▶ **ACTIVITY**:
Indicate, with the number alone, how many lines in the listing below hold the string "close".

▶ **DATASET EXCERPTS**:

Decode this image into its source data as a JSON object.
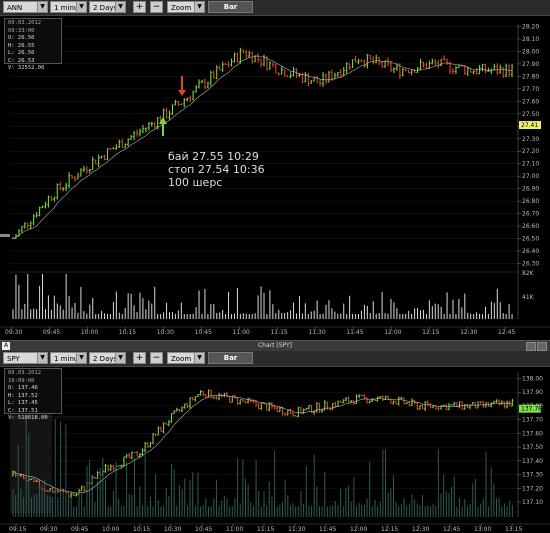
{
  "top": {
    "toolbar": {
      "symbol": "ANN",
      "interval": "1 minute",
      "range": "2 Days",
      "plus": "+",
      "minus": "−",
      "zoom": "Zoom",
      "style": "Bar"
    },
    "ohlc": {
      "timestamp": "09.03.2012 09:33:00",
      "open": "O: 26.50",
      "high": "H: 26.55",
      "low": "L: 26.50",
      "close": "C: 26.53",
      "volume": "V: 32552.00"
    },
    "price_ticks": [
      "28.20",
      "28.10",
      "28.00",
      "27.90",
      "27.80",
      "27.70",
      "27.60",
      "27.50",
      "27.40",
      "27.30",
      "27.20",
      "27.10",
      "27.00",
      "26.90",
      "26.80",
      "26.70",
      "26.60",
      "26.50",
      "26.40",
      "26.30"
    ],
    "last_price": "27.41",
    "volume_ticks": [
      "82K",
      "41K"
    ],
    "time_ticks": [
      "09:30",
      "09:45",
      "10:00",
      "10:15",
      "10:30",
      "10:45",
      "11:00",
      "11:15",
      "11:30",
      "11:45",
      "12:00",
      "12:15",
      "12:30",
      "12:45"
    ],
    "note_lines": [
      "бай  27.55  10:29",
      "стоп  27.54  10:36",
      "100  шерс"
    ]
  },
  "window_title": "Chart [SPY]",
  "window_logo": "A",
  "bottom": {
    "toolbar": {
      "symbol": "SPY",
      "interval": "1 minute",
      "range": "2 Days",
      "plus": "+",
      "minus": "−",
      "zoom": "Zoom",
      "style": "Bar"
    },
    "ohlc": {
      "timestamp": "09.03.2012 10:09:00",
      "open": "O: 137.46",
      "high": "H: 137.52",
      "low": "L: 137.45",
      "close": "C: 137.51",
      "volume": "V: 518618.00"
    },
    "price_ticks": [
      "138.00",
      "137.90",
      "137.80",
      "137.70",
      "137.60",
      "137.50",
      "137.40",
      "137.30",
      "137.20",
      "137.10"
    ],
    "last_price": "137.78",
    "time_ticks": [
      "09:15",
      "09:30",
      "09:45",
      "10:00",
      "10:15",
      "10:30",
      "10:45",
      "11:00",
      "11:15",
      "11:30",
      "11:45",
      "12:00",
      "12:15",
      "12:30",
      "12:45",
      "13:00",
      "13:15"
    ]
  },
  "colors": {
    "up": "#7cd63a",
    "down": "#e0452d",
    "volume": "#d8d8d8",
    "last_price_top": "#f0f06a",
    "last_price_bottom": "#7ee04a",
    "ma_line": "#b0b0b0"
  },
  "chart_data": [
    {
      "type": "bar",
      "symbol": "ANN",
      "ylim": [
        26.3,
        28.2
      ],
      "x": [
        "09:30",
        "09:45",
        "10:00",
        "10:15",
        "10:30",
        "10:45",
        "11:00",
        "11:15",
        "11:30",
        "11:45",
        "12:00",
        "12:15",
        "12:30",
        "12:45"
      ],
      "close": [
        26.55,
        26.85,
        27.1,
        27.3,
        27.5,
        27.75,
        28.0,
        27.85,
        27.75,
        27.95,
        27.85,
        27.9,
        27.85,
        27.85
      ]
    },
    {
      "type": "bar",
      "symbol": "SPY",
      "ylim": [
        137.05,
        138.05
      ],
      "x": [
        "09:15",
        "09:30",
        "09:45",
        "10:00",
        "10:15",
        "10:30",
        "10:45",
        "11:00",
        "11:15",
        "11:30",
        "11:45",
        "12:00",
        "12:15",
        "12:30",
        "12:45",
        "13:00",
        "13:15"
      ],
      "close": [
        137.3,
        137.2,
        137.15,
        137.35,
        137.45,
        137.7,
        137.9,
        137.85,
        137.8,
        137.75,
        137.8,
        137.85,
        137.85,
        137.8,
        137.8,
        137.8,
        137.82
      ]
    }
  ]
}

▶ **TASK OUTPUT**:
4